Step number two: Briefly acknowledge Trump’s flaws while insisting they’re being massively exaggerated. On December 16, David Harsanyi declared that, “While I’m no fan of Trump, Democrats have been demanding that I panic over every Cabinet pick, every statement, and every event. It’s not normal.” On February 5, Fund acknowledged that, “Donald Trump has a knack for alienating many voters and saying stupid things. But his biggest asset may be that his over-the-top adversaries are even better at painting themselves in negative terms.” On February 6, Tobin insisted that, “whatever one may think of Trump’s [executive] orders — which were sloppily drawn and clumsily implemented but arguably well within the scope of presidential powers as authorized by relevant legislation — the claims that Trump’s intemperate language about a judge is an unprecedented step down the slippery slope to dictatorship don’t stand up to scrutiny.”

The problem with these formulations should be clear. Some liberal criticism of Trump may indeed be melodramatic. But liberals don’t wield much power in Washington right now. Conservatives do. The key question facing National Review, therefore, is not whether Trump’s actions are as bad as the most extreme lefties say they are. The key question is whether Trump’s actions warrant conservative opposition. Do they make America safer? Do they harm innocent people? Do they reflect an appreciation for the separation of powers? Are they influenced by Trump’s personal financial concerns? Are the statements Trump and his advisors make on their behalf truthful?

The articles cited above make these questions appear secondary. Sure, Trump may have botched something, they acknowledge hurriedly, before turning to what really matters: The left’s overwrought response. In this way, National Review minimizes Trump’s misdeeds without appearing to defend them.

To be fair, National Review has devoted entire columns to criticizing Trump, sometimes harshly, since he became president. But such criticisms only make the magazine’s attacks on liberals for their criticisms more incoherent. Among National Review’s favorite phrases these days is “Trump Derangement Syndrome.” It refers to Democrats who describe Trump as mentally unstable, a pathological liar or a would-be dictator. But National Review once described Trump in those terms itself. A year ago, in its issue entitled, “Against Trump,” the magazine called him a “huckster” whose populism contained “strong-man overtones.”

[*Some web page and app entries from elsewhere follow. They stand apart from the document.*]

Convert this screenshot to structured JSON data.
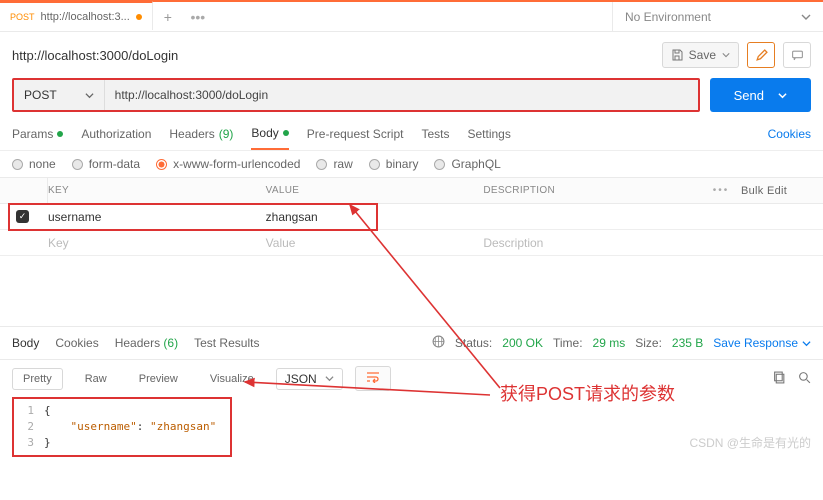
{
  "tab": {
    "method": "POST",
    "title": "http://localhost:3...",
    "env": "No Environment"
  },
  "request": {
    "title": "http://localhost:3000/doLogin",
    "save": "Save",
    "method": "POST",
    "url": "http://localhost:3000/doLogin",
    "send": "Send"
  },
  "reqTabs": {
    "params": "Params",
    "auth": "Authorization",
    "headers": "Headers",
    "headersCount": "(9)",
    "body": "Body",
    "prereq": "Pre-request Script",
    "tests": "Tests",
    "settings": "Settings",
    "cookies": "Cookies"
  },
  "bodyTypes": {
    "none": "none",
    "form": "form-data",
    "xform": "x-www-form-urlencoded",
    "raw": "raw",
    "binary": "binary",
    "graphql": "GraphQL"
  },
  "kv": {
    "headKey": "KEY",
    "headVal": "VALUE",
    "headDesc": "DESCRIPTION",
    "bulk": "Bulk Edit",
    "dots": "•••",
    "rows": [
      {
        "key": "username",
        "value": "zhangsan",
        "desc": ""
      }
    ],
    "ph": {
      "key": "Key",
      "value": "Value",
      "desc": "Description"
    }
  },
  "respTabs": {
    "body": "Body",
    "cookies": "Cookies",
    "headers": "Headers",
    "headersCount": "(6)",
    "testResults": "Test Results"
  },
  "status": {
    "label": "Status:",
    "code": "200 OK",
    "timeLabel": "Time:",
    "time": "29 ms",
    "sizeLabel": "Size:",
    "size": "235 B",
    "save": "Save Response"
  },
  "view": {
    "pretty": "Pretty",
    "raw": "Raw",
    "preview": "Preview",
    "visualize": "Visualize",
    "json": "JSON"
  },
  "response": {
    "l1": "{",
    "l2a": "\"username\"",
    "l2b": ": ",
    "l2c": "\"zhangsan\"",
    "l3": "}"
  },
  "annotation": "获得POST请求的参数",
  "watermark": "CSDN @生命是有光的"
}
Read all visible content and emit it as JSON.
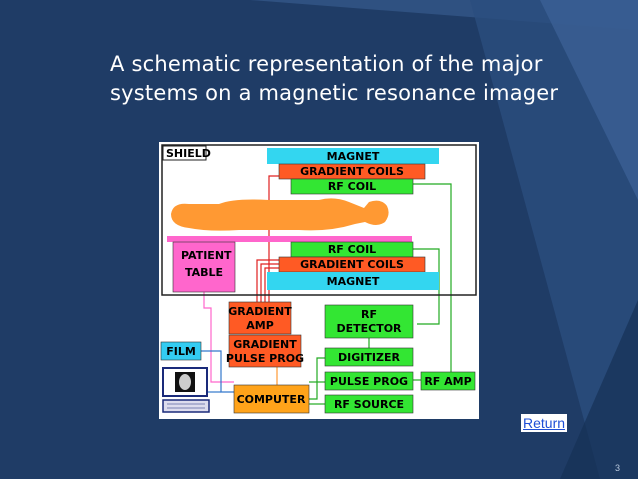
{
  "slide": {
    "title_line1": "A schematic representation of the major",
    "title_line2": "systems on a magnetic resonance imager",
    "return_link": "Return",
    "page_number": "3"
  },
  "diagram": {
    "shield": "SHIELD",
    "magnet_top": "MAGNET",
    "gradient_coils_top": "GRADIENT COILS",
    "rf_coil_top": "RF COIL",
    "patient_table_line1": "PATIENT",
    "patient_table_line2": "TABLE",
    "rf_coil_bottom": "RF COIL",
    "gradient_coils_bottom": "GRADIENT COILS",
    "magnet_bottom": "MAGNET",
    "gradient_amp_line1": "GRADIENT",
    "gradient_amp_line2": "AMP",
    "gradient_pulse_line1": "GRADIENT",
    "gradient_pulse_line2": "PULSE PROG",
    "rf_detector_line1": "RF",
    "rf_detector_line2": "DETECTOR",
    "digitizer": "DIGITIZER",
    "pulse_prog": "PULSE PROG",
    "rf_amp": "RF AMP",
    "rf_source": "RF SOURCE",
    "computer": "COMPUTER",
    "film": "FILM",
    "colors": {
      "magnet": "#33d6f0",
      "gradient": "#ff5a24",
      "rf": "#33e633",
      "table": "#ff66cc",
      "computer": "#ffa31a",
      "film": "#33ccf2",
      "patient": "#ff9933"
    }
  }
}
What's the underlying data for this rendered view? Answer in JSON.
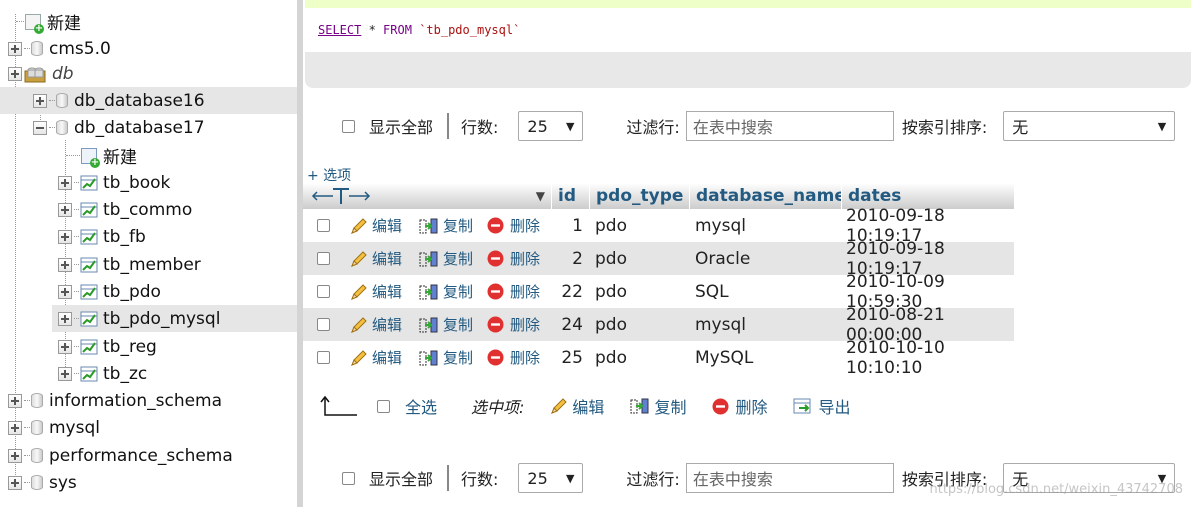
{
  "sidebar": {
    "items": [
      {
        "label": "新建",
        "level": 0,
        "kind": "new"
      },
      {
        "label": "cms5.0",
        "level": 0,
        "kind": "db"
      },
      {
        "label": "db",
        "level": 0,
        "kind": "group"
      },
      {
        "label": "db_database16",
        "level": 1,
        "kind": "db"
      },
      {
        "label": "db_database17",
        "level": 1,
        "kind": "db-open"
      },
      {
        "label": "新建",
        "level": 2,
        "kind": "new"
      },
      {
        "label": "tb_book",
        "level": 2,
        "kind": "table"
      },
      {
        "label": "tb_commo",
        "level": 2,
        "kind": "table"
      },
      {
        "label": "tb_fb",
        "level": 2,
        "kind": "table"
      },
      {
        "label": "tb_member",
        "level": 2,
        "kind": "table"
      },
      {
        "label": "tb_pdo",
        "level": 2,
        "kind": "table"
      },
      {
        "label": "tb_pdo_mysql",
        "level": 2,
        "kind": "table"
      },
      {
        "label": "tb_reg",
        "level": 2,
        "kind": "table"
      },
      {
        "label": "tb_zc",
        "level": 2,
        "kind": "table"
      },
      {
        "label": "information_schema",
        "level": 0,
        "kind": "db"
      },
      {
        "label": "mysql",
        "level": 0,
        "kind": "db"
      },
      {
        "label": "performance_schema",
        "level": 0,
        "kind": "db"
      },
      {
        "label": "sys",
        "level": 0,
        "kind": "db"
      }
    ]
  },
  "sql": {
    "select": "SELECT",
    "star": " * ",
    "from": "FROM",
    "table": "`tb_pdo_mysql`"
  },
  "nav": {
    "show_all": "显示全部",
    "rows_label": "行数:",
    "rows_value": "25",
    "filter_label": "过滤行:",
    "filter_placeholder": "在表中搜索",
    "sort_label": "按索引排序:",
    "sort_value": "无"
  },
  "options_link": "+ 选项",
  "grid": {
    "columns": [
      "id",
      "pdo_type",
      "database_name",
      "dates"
    ],
    "actions": {
      "edit": "编辑",
      "copy": "复制",
      "delete": "删除"
    },
    "rows": [
      {
        "id": "1",
        "pdo_type": "pdo",
        "database_name": "mysql",
        "dates": "2010-09-18 10:19:17"
      },
      {
        "id": "2",
        "pdo_type": "pdo",
        "database_name": "Oracle",
        "dates": "2010-09-18 10:19:17"
      },
      {
        "id": "22",
        "pdo_type": "pdo",
        "database_name": "SQL",
        "dates": "2010-10-09 10:59:30"
      },
      {
        "id": "24",
        "pdo_type": "pdo",
        "database_name": "mysql",
        "dates": "2010-08-21 00:00:00"
      },
      {
        "id": "25",
        "pdo_type": "pdo",
        "database_name": "MySQL",
        "dates": "2010-10-10 10:10:10"
      }
    ]
  },
  "bulk": {
    "select_all": "全选",
    "with_selected": "选中项:",
    "edit": "编辑",
    "copy": "复制",
    "delete": "删除",
    "export": "导出"
  },
  "watermark": "https://blog.csdn.net/weixin_43742708",
  "colors": {
    "link": "#235a81",
    "highlight": "#e6e6e6",
    "sql_bar": "#efffc8"
  }
}
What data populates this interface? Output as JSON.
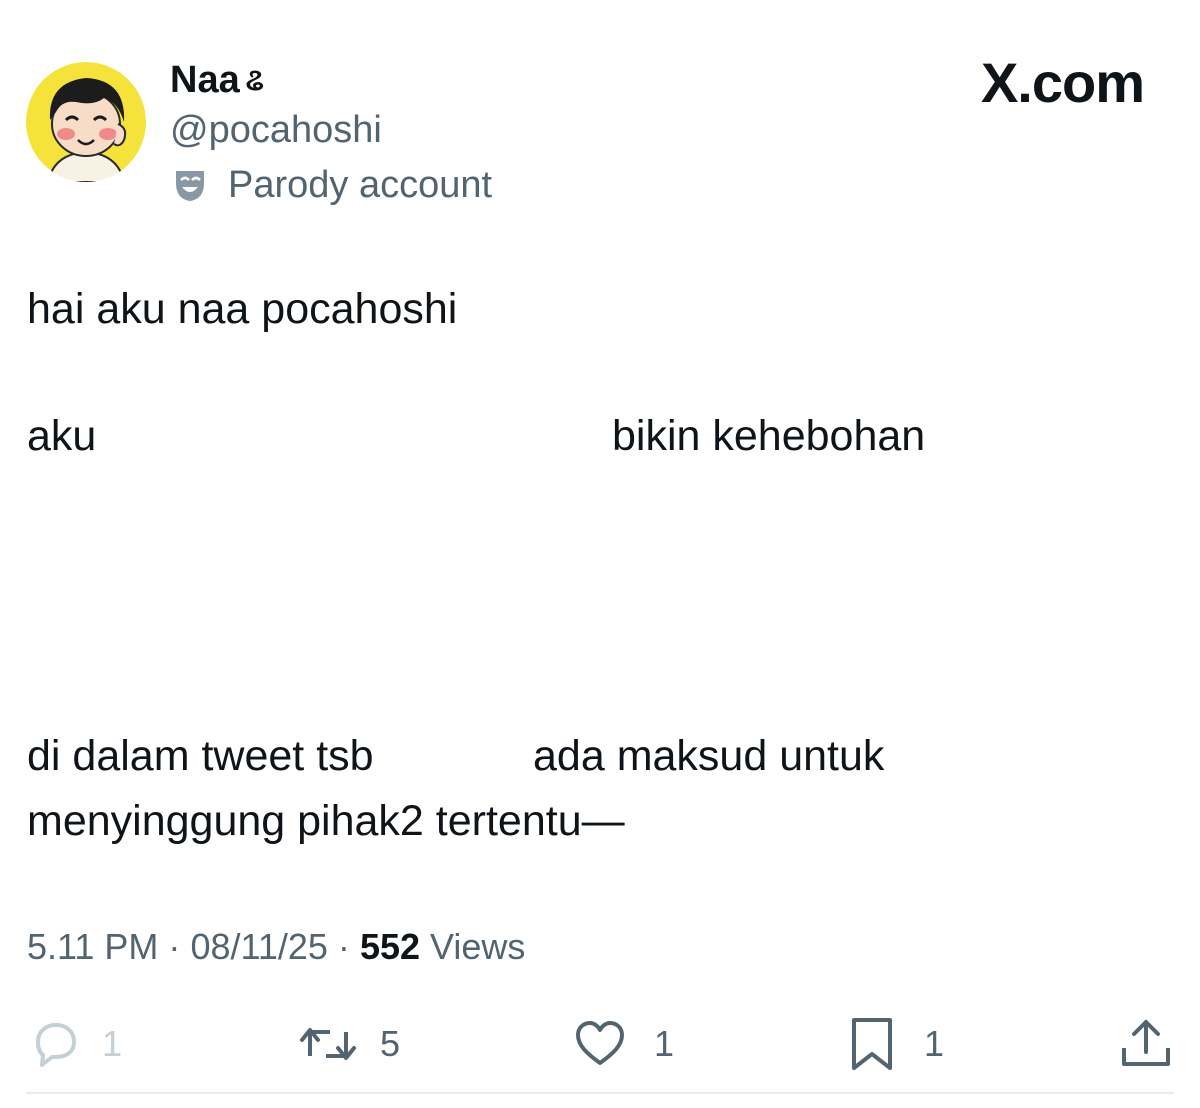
{
  "brand": "X.com",
  "user": {
    "display_name": "Naa",
    "name_glyph": "ଌ",
    "handle": "@pocahoshi",
    "badge_label": "Parody account",
    "avatar_icon": "cartoon-avatar",
    "badge_icon": "theater-mask-icon"
  },
  "tweet": {
    "line1": "hai aku naa pocahoshi",
    "line2_left": "aku",
    "line2_right": "bikin kehebohan",
    "line3_left": "di dalam tweet tsb",
    "line3_right": "ada maksud untuk",
    "line4": "menyinggung pihak2 tertentu—"
  },
  "meta": {
    "time": "5.11 PM",
    "separator": "·",
    "date": "08/11/25",
    "views_count": "552",
    "views_label": "Views"
  },
  "actions": {
    "reply_count": "1",
    "repost_count": "5",
    "like_count": "1",
    "bookmark_count": "1"
  },
  "colors": {
    "text_primary": "#0f1419",
    "text_secondary": "#536471",
    "divider": "#e6ecf0"
  }
}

Its contributors declared him a “charlatan,” a “con man,” someone exhibiting “emotional immaturity bordering on personality disorder” and an “American Mussolini.”

Since taking office, Trump has attacked federal judges, insulted foreign leaders, berated the press, lied endlessly, drawn a moral equivalence between the United States and Vladimir Putin’s Russia, sown chaos at America’s airports, led European leaders to rethink the trans-Atlantic alliance, and used the presidency to enrich himself. Where exactly does National Review see the evidence of emotional, intellectual and moral growth?

It’s not deranged to worry that Trump may undermine liberal democracy. It’s deranged to think that leftist hyperbole constitutes the greater threat. Unfortunately, that form of Trump Derangement Syndrome is alive and well at National Review. And it helps explain why Republicans across Washington are enabling Trump’s assault on the institutions designed to restrain his power and uphold the rule of law.

It is inconvenient for National Review that the individual in government who now most threatens the principles it holds dear is not a liberal, but a president that most conservatives support. But evading that reality doesn’t make it any less true.